The National Association of Insurance Commissioners suggests some scenarios that should send up “red flags” to an insurance consumer. These often point to an unscrupulous or fake insurance company or agent/broker:
- An agent/broker tries to pressure you to “sign right away” because the premium may go up.
- You notice that the premiums are significantly lower than other companies. If the rates are 15-20% lower than anywhere else, it could be a scam.
- You cannot find a listed phone number or you have difficulty getting anyone on the phone when you do call.
“To help fight the growing problem of insurance fraud, the NAIC created a uniform fraud reporting system through which consumers and insurance departments can electronically report suspected fraud to the appropriate insurance department.”
Fraud against insurance companies
While this article focuses on victims of fraud, you cannot forget that insurance companies are often the target. And if you think this type of fraud doesn’t affect you, think again. Everyone who holds an insurance policy becomes a victim in the form of rising premiums or having to jump through hoops to prove the legitimacy of their claim.
Examples of fraud against insurance companies:
- Staged accidents
- Fake or exaggerated injuries
- Fake or exaggerated damage to property
- Inflated claims (padding)
- Misrepresenting facts or lying on insurance applications, known as “premium leakage”
- Services never rendered or non-delivery of equipment
The Insurance Information Institute (III) “…puts fraud at about 10 percent of the property/casualty insurance industry’s incurred losses and loss adjustment expenses each year… Over the five-year period from 2013 to 2017, property/casualty fraud amounted to about $30 billion each year.”
Auto insurance fraud stats
A large percentage of auto insurance fraud comes from people staging accidents and then making false claims about injuries and medical expenses. “Staged-crash rings fleece auto insurers out of billions of dollars a year by billing for unneeded treatment of phantom injuries,” according to InsuranceFraud.org.
Other findings from InsuranceFraud.org:
- A 2015 report by the Insurance Research Council found that automobile claim fraud amounted to $5.6 to $7.7 billion in excess payments.
- 21 percent of bodily injury and 18 percent of personal injury claims that included a payout appeared to be fraudulent.
- Personal auto insurers lost about $29 billion a year due to premium leakage (missing or incorrect information on applications).
Again, fraud against insurance companies is a crime that hurts everyone. The more theft, the more you end up paying in the form of spiking premiums and extra headaches getting your claims processed and paid.
Be honest on insurance applications and claims, and speak up if you become a victim
Insurance fraud is a billion dollar problem facing consumers and insurance providers. As a consumer, there are steps you can take to protect yourself. If you suspect you are a victim of an unscrupulous insurance agent or company, or the policy or company doesn’t exist, report the crime.
Victims should contact their state insurance department to report any incidence of fraud.

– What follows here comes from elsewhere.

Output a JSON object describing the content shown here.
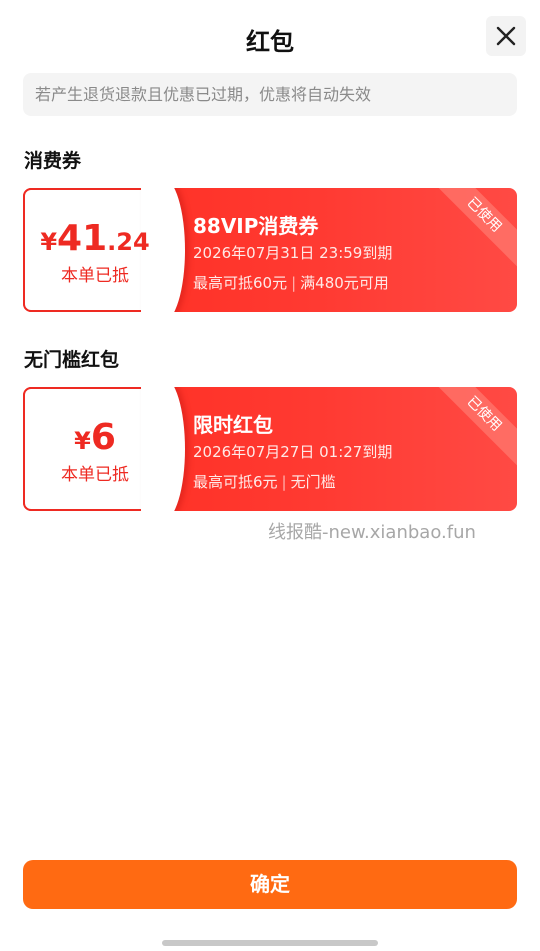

New Yorkers can click this contact map to be directed to the proper authority. The matter will then pass into the hands of the Insurance Fraud Bureau which will investigate the crime. Their nine divisions cover fraud across many aspects of the insurance sector. Victims may also consider contacting their state’s Attorney General to report insurance fraud.
You can report anything you feel is suspicious via the National Association of Insurance Commissioners’ Online Fraud Reporting System. The New York Alliance Against Insurance Fraud also offers great resources for prevention, protection, and action and you can access this insurance fraud resource for more information.
If you are in need of legitimate insurance from a reputable provider for your home, rental apartment, car, or motorcycle, or you need term life insurance, get a free insurance quote From NICRIS. You can also call 516-544-0006 to schedule a free, one-hour personalized insurance review.